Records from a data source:
# # # # #
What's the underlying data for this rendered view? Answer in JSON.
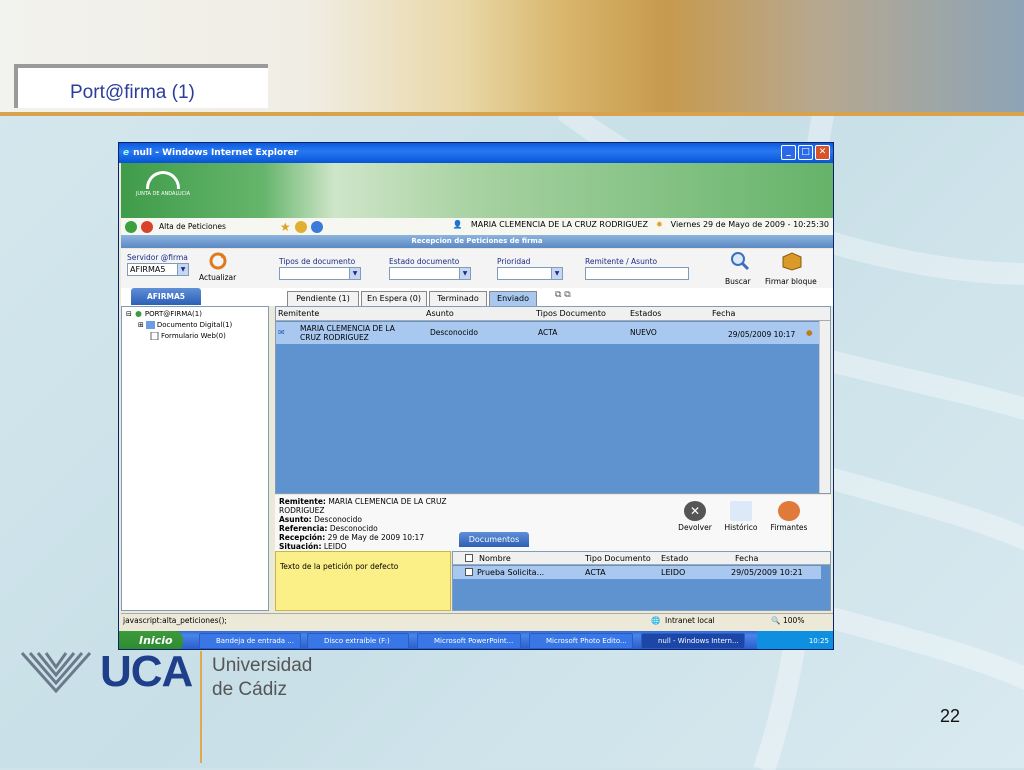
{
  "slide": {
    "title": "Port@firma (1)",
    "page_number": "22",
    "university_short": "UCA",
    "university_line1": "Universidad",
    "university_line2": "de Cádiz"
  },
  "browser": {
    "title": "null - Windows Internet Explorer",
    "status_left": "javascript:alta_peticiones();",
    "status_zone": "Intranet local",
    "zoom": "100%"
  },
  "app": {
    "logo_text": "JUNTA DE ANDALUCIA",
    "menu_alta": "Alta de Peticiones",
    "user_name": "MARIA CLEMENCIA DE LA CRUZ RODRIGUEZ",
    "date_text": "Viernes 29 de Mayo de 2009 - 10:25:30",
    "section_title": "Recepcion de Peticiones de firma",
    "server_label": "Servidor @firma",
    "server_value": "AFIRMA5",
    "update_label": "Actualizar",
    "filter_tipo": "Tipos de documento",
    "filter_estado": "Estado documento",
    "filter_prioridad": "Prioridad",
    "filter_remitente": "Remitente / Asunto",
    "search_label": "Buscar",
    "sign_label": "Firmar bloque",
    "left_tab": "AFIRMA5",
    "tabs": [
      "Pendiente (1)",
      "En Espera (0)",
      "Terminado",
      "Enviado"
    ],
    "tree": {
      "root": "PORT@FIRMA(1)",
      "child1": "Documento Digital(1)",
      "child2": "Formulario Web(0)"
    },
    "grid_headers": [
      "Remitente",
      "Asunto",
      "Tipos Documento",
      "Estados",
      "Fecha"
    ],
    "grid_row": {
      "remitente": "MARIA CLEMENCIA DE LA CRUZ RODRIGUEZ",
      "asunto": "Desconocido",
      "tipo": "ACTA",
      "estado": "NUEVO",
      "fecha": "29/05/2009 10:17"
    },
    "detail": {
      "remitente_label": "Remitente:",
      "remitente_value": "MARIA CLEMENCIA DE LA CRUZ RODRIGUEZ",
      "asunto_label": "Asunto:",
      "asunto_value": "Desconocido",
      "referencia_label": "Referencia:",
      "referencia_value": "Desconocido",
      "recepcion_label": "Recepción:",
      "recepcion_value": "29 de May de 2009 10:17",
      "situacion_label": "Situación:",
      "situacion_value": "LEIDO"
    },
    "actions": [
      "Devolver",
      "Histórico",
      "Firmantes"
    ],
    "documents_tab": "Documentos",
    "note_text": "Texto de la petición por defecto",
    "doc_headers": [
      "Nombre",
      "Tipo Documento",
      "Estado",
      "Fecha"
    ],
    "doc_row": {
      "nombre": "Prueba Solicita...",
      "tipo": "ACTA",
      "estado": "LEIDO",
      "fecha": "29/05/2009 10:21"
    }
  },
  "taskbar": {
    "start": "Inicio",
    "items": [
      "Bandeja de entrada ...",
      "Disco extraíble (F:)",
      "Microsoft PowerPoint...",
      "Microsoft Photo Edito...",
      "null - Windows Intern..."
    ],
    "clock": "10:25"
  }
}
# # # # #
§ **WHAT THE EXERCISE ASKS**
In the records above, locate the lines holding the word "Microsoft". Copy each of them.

§ **TASK RESPONSE**
      "Microsoft PowerPoint...",
      "Microsoft Photo Edito...",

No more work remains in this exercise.